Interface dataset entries
*** Block opens ***
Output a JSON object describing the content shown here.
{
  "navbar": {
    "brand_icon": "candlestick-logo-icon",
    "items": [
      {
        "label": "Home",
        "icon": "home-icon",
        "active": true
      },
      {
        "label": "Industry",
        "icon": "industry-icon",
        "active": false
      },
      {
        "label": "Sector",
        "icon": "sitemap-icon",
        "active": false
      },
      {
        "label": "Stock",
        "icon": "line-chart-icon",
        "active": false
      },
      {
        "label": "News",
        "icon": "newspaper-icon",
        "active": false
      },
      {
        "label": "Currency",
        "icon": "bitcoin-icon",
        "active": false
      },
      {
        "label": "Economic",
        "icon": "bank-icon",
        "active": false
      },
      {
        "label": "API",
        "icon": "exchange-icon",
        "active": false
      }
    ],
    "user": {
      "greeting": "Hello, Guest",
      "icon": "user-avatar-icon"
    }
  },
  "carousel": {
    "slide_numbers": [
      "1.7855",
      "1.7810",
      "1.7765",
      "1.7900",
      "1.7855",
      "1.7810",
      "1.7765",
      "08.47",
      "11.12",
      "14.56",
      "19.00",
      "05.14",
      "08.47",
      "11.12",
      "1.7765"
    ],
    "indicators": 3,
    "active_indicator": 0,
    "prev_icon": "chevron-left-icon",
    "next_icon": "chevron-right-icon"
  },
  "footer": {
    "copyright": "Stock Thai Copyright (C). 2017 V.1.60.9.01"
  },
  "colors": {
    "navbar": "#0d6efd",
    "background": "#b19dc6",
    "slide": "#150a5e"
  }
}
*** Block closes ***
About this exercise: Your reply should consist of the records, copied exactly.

Completed task:
Output a JSON object describing the content shown here.
{
  "navbar": {
    "brand_icon": "candlestick-logo-icon",
    "items": [
      {
        "label": "Home",
        "icon": "home-icon",
        "active": true
      },
      {
        "label": "Industry",
        "icon": "industry-icon",
        "active": false
      },
      {
        "label": "Sector",
        "icon": "sitemap-icon",
        "active": false
      },
      {
        "label": "Stock",
        "icon": "line-chart-icon",
        "active": false
      },
      {
        "label": "News",
        "icon": "newspaper-icon",
        "active": false
      },
      {
        "label": "Currency",
        "icon": "bitcoin-icon",
        "active": false
      },
      {
        "label": "Economic",
        "icon": "bank-icon",
        "active": false
      },
      {
        "label": "API",
        "icon": "exchange-icon",
        "active": false
      }
    ],
    "user": {
      "greeting": "Hello, Guest",
      "icon": "user-avatar-icon"
    }
  },
  "carousel": {
    "slide_numbers": [
      "1.7855",
      "1.7810",
      "1.7765",
      "1.7900",
      "1.7855",
      "1.7810",
      "1.7765",
      "08.47",
      "11.12",
      "14.56",
      "19.00",
      "05.14",
      "08.47",
      "11.12",
      "1.7765"
    ],
    "indicators": 3,
    "active_indicator": 0,
    "prev_icon": "chevron-left-icon",
    "next_icon": "chevron-right-icon"
  },
  "footer": {
    "copyright": "Stock Thai Copyright (C). 2017 V.1.60.9.01"
  },
  "colors": {
    "navbar": "#0d6efd",
    "background": "#b19dc6",
    "slide": "#150a5e"
  }
}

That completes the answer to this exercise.